Ask responsible gun owners in New York whether they had anything to worry about when the city went around using their registration database to confiscate legally held and licensed firearms when they decided to make them illegal. Ask folks in California who had the same thing happen to them. I can point to a case of someone I’m familiar with in Pennsylvania who was involved in a self-defense incident and had his firearms confiscated by the Philadelphia police, who, last I checked, had still not returned them as they were legally required to do after charges were dropped. How did they know he had more guns? The registry the state police have been illegally keeping.

Talk to gun owners in our state sometime, before jumping to conclusions about what we do and don’t need to worry about.

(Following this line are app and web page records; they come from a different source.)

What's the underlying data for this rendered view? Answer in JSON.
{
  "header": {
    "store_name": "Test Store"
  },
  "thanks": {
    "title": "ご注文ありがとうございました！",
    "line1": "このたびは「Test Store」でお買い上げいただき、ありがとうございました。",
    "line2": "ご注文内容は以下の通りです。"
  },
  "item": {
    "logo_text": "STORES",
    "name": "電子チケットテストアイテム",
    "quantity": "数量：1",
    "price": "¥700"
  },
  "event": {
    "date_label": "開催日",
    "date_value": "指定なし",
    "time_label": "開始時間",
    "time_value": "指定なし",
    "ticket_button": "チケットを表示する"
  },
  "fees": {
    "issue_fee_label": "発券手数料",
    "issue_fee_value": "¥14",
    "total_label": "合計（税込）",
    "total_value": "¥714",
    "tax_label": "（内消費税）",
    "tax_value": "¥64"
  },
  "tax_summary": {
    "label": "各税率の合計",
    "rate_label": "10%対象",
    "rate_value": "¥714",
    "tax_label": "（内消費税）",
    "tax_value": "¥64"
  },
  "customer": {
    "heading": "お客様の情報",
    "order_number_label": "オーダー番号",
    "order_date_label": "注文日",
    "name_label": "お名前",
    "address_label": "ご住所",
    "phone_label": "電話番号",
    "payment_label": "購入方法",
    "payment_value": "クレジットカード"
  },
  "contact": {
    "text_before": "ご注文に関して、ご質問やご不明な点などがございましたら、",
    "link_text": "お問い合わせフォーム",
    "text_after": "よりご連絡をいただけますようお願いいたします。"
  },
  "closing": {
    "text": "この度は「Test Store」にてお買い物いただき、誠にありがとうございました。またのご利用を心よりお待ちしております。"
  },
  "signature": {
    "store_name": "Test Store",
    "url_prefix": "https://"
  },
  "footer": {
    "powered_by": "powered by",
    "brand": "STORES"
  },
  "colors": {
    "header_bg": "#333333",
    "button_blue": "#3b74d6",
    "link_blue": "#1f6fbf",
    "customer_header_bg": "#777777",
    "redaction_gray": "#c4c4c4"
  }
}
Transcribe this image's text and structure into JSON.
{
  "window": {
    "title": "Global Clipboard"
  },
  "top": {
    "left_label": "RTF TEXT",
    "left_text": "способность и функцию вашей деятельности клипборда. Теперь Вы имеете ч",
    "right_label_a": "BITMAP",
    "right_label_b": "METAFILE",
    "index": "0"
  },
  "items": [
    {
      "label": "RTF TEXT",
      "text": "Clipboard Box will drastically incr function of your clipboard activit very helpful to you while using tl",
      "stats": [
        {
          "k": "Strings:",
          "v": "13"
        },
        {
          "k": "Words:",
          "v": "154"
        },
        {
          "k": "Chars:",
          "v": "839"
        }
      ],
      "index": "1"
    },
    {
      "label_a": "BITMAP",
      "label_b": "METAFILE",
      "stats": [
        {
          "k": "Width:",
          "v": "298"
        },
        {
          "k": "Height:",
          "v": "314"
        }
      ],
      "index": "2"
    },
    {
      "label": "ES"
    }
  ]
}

It Doesn’t Work Here Dude

Bob Mitchell of Delaware Online, an NRA member, thinks private sales ought to be banned.   I presume he’s speaking of Delaware, because Pennsylvania already ban private sales of handguns.  Do you know what the criminals in Philadelphia seem to have no trouble getting?   If Delaware passes this, the impact on crime, I predict, to be absolutely zero.

Hat tip to Jeff Soyer

Tax Freedom Day – When are you free?

It’s tax freedom day for a lot of us today. Looks like Pennsylvania’s tax freedom day was last Friday. Bitter’s is today! Washington D.C. still has to work 13 more days to their tax freedom. New Jersey has 11. People in Tennessee were free 15 days ago. Most heavily taxed states?

  1. Connecticut (May 20)
  2. New York (May 16)
  3. New Jersey (May 10)
  4. Vermont (May 9)
  5. Rhode Island (May 9)
  6. Nevada (May 8 )
  7. California (May 7)
  8. Washington (May 6)
  9. Massachusetts (May 6)
  10. Minnesota (May 4)

Least heavily taxed states:

  1. Oklahoma (April 12)
  2. Alabama (April 12)
  3. Mississippi (April 13)
  4. Alaska (April 13)
  5. Tennessee (April 15)
  6. New Mexico (April 15)
  7. Louisiana (April 16)
  8. South Dakota (April 16)
  9. Texas (April 19)
  10. Idaho (April 19)

Pennsylvania appears to be slightly below the average rate of taxation. There’s a handy map, if you follow the link.

Hat tip to Instapundit

Good Advise

Clayton Cramer reminds us:

If You Have a Concealed Carry Permit For Your State

You should feel obligated to be carrying at all times right now. The media attention to the Virginia Tech massacre–and now this tragedy in Kansas City–is going to put ideas into people who may have been thinking homicidal/suicidal thoughts. Protect yourself, your loved ones, and the general public.

He’s right.

People Who Need Lives

Apparently they are trying to ban leaf blowers in Lower Merion Township:

The source is a group whose name is a virtual declaration of war. The 30 members of the Lower Merion Citizens for Action Against Leaf Blowers are crusading for a township prohibition the likes of which the region – indeed, most of the country this side of California – has never seen.

They’re pressing the Lower Merion commissioners for an ordinance setting a maximum level of 65 decibels for leaf blowers used commercially in the township. (The average is about 75 decibels, which is actually 10 times louder.)

And – the doozy of the demands – they want to restrict contractors’ use of even the muzzled models to 21/2 months a year, from Oct. 1 to Dec. 15.

The rest of the time, yard cleanup “should be performed silently, with a rake,” said Bradford Whitman of Wynnewood, a 62-year-old environmental lawyer and the group’s founder.

Just so you know, this is part of Philadelphia’s main line, where not many people do their own landscaping. I can sympathize with the annoyance of getting woken up by a leaf blower; it’s happened to me many times. But you know, you live with it. It’s part of having neighbors. If I lived next to this douche, I would make sure to be out every morning with the loudest leaf blower I could get my hands on, just to piss this guy off.

I’m hoping Lower Marion Township will have more sense than to listen to this guy. I’d bet money that Braford Whitman is just a deranged green who wants to see less carbon consuming leaf blowers in use, and more carbon consuming landscapers with rakes. What does it matter anyway? It’s not like the residents will be out there with the rakes. Nope. Plenty of illegal immigrants to do that dirty work!

UPDATE: Susan, who I’m guessing is from the township in question, has a great comment below.